'''

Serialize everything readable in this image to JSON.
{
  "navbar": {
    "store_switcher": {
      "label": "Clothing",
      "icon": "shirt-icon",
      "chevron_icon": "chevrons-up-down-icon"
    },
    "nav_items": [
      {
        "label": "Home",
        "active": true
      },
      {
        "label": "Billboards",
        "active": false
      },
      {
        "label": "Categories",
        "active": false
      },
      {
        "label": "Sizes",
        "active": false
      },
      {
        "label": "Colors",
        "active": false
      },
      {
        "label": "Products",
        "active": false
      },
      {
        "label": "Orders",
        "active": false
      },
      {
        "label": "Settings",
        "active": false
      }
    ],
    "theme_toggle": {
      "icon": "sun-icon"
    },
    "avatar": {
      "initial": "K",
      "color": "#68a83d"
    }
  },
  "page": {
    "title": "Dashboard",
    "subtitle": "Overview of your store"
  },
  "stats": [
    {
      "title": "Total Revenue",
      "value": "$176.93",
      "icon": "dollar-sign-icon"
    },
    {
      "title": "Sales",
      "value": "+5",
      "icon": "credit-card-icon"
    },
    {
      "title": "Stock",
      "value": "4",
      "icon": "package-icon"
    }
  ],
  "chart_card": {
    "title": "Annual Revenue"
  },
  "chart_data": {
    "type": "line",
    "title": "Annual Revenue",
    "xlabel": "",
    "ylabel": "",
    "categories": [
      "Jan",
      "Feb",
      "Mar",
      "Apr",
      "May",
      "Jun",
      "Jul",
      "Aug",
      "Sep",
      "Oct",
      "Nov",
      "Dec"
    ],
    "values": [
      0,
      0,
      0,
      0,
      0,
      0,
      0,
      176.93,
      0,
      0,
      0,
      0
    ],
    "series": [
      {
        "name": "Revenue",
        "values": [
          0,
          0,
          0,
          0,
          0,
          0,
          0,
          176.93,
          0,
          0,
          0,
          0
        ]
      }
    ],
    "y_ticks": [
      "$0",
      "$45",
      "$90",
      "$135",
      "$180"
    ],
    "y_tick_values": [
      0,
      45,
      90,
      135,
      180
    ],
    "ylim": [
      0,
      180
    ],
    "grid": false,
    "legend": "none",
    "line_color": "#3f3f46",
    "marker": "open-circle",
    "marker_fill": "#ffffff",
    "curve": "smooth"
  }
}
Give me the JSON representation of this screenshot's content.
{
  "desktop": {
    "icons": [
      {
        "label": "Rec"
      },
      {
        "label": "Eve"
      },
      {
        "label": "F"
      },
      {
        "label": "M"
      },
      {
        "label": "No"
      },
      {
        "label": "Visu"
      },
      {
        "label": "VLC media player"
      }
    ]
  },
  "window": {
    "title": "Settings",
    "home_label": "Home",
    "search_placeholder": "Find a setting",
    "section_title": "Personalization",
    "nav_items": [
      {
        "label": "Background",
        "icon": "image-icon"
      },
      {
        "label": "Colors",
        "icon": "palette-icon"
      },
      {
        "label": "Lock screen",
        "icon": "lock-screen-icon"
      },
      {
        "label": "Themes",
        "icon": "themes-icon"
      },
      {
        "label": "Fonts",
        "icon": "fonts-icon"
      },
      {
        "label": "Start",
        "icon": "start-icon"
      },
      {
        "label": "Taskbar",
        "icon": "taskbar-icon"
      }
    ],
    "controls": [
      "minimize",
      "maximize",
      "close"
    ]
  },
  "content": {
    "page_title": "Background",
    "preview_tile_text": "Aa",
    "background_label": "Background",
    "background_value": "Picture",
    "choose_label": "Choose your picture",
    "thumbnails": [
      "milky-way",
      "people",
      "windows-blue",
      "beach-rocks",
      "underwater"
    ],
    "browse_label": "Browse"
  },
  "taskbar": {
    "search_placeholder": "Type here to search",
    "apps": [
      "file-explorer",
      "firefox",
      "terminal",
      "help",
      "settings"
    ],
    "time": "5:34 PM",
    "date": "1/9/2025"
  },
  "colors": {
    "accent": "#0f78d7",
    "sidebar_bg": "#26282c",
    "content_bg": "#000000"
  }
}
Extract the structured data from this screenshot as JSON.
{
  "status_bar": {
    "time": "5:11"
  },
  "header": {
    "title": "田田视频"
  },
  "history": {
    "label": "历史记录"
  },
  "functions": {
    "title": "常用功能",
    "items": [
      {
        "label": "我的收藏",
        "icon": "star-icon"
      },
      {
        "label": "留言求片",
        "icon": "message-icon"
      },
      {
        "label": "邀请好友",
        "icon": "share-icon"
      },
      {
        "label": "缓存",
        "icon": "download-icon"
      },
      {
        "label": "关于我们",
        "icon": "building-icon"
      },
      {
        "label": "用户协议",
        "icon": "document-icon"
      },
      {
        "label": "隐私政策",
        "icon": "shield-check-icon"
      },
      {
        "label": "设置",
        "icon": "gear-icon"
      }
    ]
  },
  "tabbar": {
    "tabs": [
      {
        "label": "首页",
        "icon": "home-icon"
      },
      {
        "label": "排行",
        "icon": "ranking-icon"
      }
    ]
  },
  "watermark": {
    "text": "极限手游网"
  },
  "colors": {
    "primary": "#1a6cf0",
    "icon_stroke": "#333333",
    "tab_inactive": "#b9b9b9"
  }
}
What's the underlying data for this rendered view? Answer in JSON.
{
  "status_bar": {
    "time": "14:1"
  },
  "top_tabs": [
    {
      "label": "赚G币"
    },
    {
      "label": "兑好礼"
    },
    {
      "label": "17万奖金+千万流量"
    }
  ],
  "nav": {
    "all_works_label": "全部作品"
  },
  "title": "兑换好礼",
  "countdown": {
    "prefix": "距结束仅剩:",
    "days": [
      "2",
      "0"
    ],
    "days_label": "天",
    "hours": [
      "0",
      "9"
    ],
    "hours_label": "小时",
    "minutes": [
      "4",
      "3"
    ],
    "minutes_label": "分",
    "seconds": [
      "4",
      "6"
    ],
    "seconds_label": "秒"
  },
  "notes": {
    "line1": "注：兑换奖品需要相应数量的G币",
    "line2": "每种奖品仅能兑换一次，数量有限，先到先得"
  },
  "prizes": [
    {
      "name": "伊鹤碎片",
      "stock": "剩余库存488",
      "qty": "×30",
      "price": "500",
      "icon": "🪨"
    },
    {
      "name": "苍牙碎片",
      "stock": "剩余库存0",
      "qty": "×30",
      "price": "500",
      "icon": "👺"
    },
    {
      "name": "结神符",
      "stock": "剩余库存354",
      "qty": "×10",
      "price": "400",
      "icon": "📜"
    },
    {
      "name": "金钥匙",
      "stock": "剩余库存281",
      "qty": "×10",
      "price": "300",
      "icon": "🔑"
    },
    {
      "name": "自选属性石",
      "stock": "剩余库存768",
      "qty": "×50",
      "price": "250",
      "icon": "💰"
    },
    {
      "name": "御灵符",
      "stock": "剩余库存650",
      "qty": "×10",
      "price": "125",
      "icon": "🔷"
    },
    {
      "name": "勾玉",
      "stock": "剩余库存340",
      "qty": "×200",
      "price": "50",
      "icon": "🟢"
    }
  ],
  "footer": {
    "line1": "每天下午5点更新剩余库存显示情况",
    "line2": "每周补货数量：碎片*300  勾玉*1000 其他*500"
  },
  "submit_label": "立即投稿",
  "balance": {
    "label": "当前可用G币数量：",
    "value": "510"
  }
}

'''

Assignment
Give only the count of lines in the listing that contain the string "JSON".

Reply to the exercise
4